> RECORDS TO USE

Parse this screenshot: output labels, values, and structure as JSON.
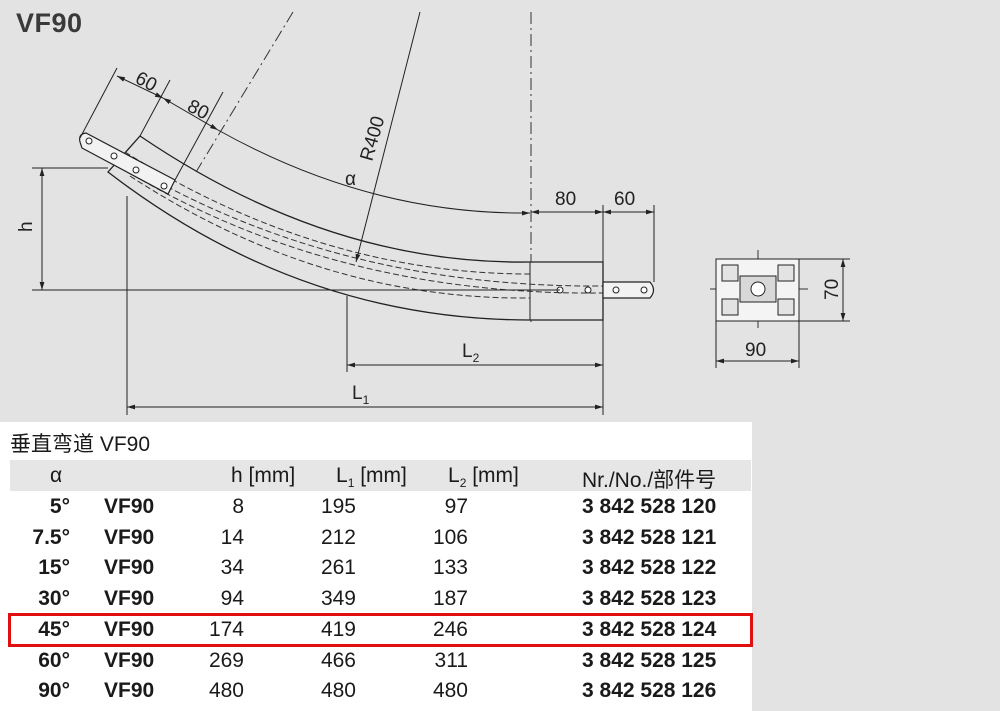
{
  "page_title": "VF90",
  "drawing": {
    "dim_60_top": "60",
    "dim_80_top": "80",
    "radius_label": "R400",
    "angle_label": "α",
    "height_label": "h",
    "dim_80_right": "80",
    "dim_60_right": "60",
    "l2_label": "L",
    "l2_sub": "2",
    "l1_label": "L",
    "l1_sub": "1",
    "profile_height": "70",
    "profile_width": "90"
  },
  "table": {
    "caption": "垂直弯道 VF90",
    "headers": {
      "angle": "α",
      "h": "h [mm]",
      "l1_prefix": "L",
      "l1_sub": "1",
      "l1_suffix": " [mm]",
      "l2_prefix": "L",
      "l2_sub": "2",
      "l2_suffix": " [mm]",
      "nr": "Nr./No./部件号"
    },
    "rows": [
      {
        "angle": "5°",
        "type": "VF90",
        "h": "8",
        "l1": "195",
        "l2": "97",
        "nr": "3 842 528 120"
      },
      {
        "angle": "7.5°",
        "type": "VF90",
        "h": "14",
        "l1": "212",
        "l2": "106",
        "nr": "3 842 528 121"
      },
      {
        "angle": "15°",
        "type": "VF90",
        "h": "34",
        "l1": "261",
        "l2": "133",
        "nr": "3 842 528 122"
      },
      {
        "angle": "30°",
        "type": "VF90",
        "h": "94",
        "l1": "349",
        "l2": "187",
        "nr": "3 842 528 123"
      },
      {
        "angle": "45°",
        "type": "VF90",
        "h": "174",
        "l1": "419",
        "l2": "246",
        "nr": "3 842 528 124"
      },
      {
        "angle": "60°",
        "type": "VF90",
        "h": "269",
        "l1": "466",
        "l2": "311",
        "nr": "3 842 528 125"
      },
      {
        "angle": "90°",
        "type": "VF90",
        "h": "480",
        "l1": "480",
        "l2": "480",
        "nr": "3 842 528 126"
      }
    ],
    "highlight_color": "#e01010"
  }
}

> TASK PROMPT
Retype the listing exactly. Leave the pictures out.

> EXPECTED ANSWER
Parse this screenshot: output labels, values, and structure as JSON.
{
  "page_title": "VF90",
  "drawing": {
    "dim_60_top": "60",
    "dim_80_top": "80",
    "radius_label": "R400",
    "angle_label": "α",
    "height_label": "h",
    "dim_80_right": "80",
    "dim_60_right": "60",
    "l2_label": "L",
    "l2_sub": "2",
    "l1_label": "L",
    "l1_sub": "1",
    "profile_height": "70",
    "profile_width": "90"
  },
  "table": {
    "caption": "垂直弯道 VF90",
    "headers": {
      "angle": "α",
      "h": "h [mm]",
      "l1_prefix": "L",
      "l1_sub": "1",
      "l1_suffix": " [mm]",
      "l2_prefix": "L",
      "l2_sub": "2",
      "l2_suffix": " [mm]",
      "nr": "Nr./No./部件号"
    },
    "rows": [
      {
        "angle": "5°",
        "type": "VF90",
        "h": "8",
        "l1": "195",
        "l2": "97",
        "nr": "3 842 528 120"
      },
      {
        "angle": "7.5°",
        "type": "VF90",
        "h": "14",
        "l1": "212",
        "l2": "106",
        "nr": "3 842 528 121"
      },
      {
        "angle": "15°",
        "type": "VF90",
        "h": "34",
        "l1": "261",
        "l2": "133",
        "nr": "3 842 528 122"
      },
      {
        "angle": "30°",
        "type": "VF90",
        "h": "94",
        "l1": "349",
        "l2": "187",
        "nr": "3 842 528 123"
      },
      {
        "angle": "45°",
        "type": "VF90",
        "h": "174",
        "l1": "419",
        "l2": "246",
        "nr": "3 842 528 124"
      },
      {
        "angle": "60°",
        "type": "VF90",
        "h": "269",
        "l1": "466",
        "l2": "311",
        "nr": "3 842 528 125"
      },
      {
        "angle": "90°",
        "type": "VF90",
        "h": "480",
        "l1": "480",
        "l2": "480",
        "nr": "3 842 528 126"
      }
    ],
    "highlight_color": "#e01010"
  }
}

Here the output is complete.